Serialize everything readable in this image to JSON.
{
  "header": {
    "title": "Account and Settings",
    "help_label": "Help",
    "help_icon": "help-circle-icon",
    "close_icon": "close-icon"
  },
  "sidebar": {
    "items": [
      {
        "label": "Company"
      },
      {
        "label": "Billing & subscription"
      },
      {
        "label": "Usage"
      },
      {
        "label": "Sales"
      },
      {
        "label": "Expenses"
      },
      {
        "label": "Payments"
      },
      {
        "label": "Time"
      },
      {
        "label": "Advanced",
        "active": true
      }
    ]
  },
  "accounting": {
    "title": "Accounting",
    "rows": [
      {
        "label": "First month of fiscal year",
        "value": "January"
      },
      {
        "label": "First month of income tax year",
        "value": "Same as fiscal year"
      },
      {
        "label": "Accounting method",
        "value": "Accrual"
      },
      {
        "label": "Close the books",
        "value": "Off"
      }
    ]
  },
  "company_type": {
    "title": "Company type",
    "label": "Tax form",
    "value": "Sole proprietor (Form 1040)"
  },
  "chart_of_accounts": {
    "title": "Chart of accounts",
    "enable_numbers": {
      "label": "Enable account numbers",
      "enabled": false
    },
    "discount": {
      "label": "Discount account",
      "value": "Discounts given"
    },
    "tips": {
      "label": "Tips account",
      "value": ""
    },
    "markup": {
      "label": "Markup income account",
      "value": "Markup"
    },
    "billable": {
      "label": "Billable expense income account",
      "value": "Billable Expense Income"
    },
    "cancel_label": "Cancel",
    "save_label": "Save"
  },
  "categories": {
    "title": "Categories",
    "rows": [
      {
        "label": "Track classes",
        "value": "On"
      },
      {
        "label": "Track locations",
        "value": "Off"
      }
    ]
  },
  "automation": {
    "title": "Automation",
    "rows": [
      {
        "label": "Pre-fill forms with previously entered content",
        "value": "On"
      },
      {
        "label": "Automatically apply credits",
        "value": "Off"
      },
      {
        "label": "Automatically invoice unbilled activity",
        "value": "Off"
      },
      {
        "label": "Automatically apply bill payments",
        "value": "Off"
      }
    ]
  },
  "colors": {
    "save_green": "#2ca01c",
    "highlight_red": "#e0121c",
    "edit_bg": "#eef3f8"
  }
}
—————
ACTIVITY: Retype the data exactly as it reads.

RESPONSE TO THIS TASK:
Serialize everything readable in this image to JSON.
{
  "header": {
    "title": "Account and Settings",
    "help_label": "Help",
    "help_icon": "help-circle-icon",
    "close_icon": "close-icon"
  },
  "sidebar": {
    "items": [
      {
        "label": "Company"
      },
      {
        "label": "Billing & subscription"
      },
      {
        "label": "Usage"
      },
      {
        "label": "Sales"
      },
      {
        "label": "Expenses"
      },
      {
        "label": "Payments"
      },
      {
        "label": "Time"
      },
      {
        "label": "Advanced",
        "active": true
      }
    ]
  },
  "accounting": {
    "title": "Accounting",
    "rows": [
      {
        "label": "First month of fiscal year",
        "value": "January"
      },
      {
        "label": "First month of income tax year",
        "value": "Same as fiscal year"
      },
      {
        "label": "Accounting method",
        "value": "Accrual"
      },
      {
        "label": "Close the books",
        "value": "Off"
      }
    ]
  },
  "company_type": {
    "title": "Company type",
    "label": "Tax form",
    "value": "Sole proprietor (Form 1040)"
  },
  "chart_of_accounts": {
    "title": "Chart of accounts",
    "enable_numbers": {
      "label": "Enable account numbers",
      "enabled": false
    },
    "discount": {
      "label": "Discount account",
      "value": "Discounts given"
    },
    "tips": {
      "label": "Tips account",
      "value": ""
    },
    "markup": {
      "label": "Markup income account",
      "value": "Markup"
    },
    "billable": {
      "label": "Billable expense income account",
      "value": "Billable Expense Income"
    },
    "cancel_label": "Cancel",
    "save_label": "Save"
  },
  "categories": {
    "title": "Categories",
    "rows": [
      {
        "label": "Track classes",
        "value": "On"
      },
      {
        "label": "Track locations",
        "value": "Off"
      }
    ]
  },
  "automation": {
    "title": "Automation",
    "rows": [
      {
        "label": "Pre-fill forms with previously entered content",
        "value": "On"
      },
      {
        "label": "Automatically apply credits",
        "value": "Off"
      },
      {
        "label": "Automatically invoice unbilled activity",
        "value": "Off"
      },
      {
        "label": "Automatically apply bill payments",
        "value": "Off"
      }
    ]
  },
  "colors": {
    "save_green": "#2ca01c",
    "highlight_red": "#e0121c",
    "edit_bg": "#eef3f8"
  }
}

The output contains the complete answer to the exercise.